17 November 2016
By David O’Sullivan
“There will be no reduction of core services in Cork city as a result of the budget adopted by the City Council this week”, its Chief Executive, Ann Doherty, has stated.
“This Budget approved by Council will have no adverse impact on services for those who live, work or visit the city, notwithstanding the more challenging financial environment in which the Council has to operate.”
Commenting on the Budget which includes a rates increase of 1.25%, the first increase in eight years, the chief executive said Council had been doing everything in its power to mitigate difficulties felt by businesses in recent years.
“The Council managed not to increase commercial rates for that period by achieving considerable cost savings and by reducing its own revenue reserves. In the past seven years, the Council has reduced staff numbers by approximately 25% , cut other costs and made service delivery more efficient. “
There was a shortfall of €1.6 million in the 2017 Estimate brought about by externally imposed changes including road funding and a reduced rates contribution from public utility companies.
“Council found itself with no easy means of bridging the funding gap except by a modest increase in rates, a number of budgetary reductions and some parking fee increases.”
“In order to reduce the impact of the rates increase, we will be bringing forward a rates incentive scheme which is aimed at the small and medium business, the detail of which will be announced in the coming weeks,” Ms Doherty added.
The Chief Executive expressed confidence that the development momentum achieved in the city in recent years would be maintained. “The city has made great strides in recent times.
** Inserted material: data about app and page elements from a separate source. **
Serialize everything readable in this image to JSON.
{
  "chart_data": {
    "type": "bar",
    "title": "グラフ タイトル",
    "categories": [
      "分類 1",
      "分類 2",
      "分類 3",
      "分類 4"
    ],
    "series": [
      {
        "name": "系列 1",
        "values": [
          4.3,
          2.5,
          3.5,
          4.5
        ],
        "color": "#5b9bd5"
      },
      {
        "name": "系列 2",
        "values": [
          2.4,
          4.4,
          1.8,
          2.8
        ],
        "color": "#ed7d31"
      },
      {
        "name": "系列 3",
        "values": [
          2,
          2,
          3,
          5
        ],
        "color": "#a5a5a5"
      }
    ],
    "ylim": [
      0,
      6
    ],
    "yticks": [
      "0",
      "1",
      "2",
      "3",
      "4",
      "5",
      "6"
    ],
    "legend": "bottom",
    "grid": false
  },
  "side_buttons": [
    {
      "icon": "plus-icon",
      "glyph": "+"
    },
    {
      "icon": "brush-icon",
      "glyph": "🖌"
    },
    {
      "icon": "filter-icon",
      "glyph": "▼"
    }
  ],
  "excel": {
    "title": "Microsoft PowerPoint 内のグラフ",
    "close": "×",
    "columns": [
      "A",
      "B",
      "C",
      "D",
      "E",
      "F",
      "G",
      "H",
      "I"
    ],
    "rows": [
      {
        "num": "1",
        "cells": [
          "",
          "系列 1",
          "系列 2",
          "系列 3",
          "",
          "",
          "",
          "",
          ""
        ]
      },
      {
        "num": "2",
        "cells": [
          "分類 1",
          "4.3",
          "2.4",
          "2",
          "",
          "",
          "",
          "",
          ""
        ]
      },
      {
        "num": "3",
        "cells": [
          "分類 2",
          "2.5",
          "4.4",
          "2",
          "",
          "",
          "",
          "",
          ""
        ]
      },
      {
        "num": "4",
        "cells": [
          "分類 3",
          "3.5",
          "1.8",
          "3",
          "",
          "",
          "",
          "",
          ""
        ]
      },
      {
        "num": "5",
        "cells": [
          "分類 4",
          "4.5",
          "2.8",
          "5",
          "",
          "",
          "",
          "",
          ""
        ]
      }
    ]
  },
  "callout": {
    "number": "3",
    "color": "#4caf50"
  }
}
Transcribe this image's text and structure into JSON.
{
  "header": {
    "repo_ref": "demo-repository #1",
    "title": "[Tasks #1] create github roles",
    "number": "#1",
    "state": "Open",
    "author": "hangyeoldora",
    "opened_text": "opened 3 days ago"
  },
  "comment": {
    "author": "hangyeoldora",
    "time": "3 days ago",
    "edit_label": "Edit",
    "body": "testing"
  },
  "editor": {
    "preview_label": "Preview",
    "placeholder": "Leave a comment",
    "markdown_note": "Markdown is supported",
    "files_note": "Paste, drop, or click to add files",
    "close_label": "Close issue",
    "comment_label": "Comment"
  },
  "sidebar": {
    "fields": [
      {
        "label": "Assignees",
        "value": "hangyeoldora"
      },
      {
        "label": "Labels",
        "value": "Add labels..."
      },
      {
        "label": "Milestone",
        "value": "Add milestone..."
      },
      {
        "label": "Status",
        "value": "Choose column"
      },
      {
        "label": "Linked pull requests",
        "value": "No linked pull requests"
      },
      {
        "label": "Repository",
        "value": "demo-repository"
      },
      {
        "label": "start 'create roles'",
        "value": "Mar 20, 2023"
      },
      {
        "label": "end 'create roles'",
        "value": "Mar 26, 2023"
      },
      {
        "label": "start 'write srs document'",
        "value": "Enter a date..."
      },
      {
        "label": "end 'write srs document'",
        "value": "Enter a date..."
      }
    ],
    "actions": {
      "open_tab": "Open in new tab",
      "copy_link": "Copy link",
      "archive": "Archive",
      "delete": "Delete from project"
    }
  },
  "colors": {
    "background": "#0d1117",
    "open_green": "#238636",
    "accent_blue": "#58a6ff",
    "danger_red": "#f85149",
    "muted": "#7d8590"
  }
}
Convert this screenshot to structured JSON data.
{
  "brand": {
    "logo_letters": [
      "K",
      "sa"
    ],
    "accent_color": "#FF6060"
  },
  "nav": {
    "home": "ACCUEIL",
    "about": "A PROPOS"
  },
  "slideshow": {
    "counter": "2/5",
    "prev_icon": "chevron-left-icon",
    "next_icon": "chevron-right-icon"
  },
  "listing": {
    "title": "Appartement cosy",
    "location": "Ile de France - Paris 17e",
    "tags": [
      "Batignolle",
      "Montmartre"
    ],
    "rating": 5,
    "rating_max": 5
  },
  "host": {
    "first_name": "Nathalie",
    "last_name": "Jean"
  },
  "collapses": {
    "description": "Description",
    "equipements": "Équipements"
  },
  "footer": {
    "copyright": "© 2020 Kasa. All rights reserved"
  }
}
New developments in the city centre, on Albert Quay and other developments underway or proposed at the Capitol Cinema site, Andersons Quay, Albert Quay, Horgans’s Quay, South Terrace, Pairc Ui Chaoimh , the Event Centre and at the Apple Corporation site make a strong, confident statement about the City. There is no risk to that dynamic and there will be no de-prioritisation of economic development targets and activities. This commitment is underlined by continued investment in public infrastructure including an increased roads budget for next year.”
Ms Doherty said that Cork City Council has long been a champion of arts, culture and tourism as economic drivers for the city and the region, a commitment that continues will a spend with a spend of €3.8 million in 2017.
“Housing is the single most urgent priority for Government and the increase in the 2017 housing capital programme of €82 million to €124 million reflects our City’s commitment to playing its part in delivering on this key objective,” she added.
“Cork City Council will continue to work closely with businesses and all other stakeholders to ensure that the city continues to prosper by availing of the opportunities presented by economic recovery,” Ms Doherty said.Follow TheCork.ie (The Online Newspaper for Cork, Ireland) on social media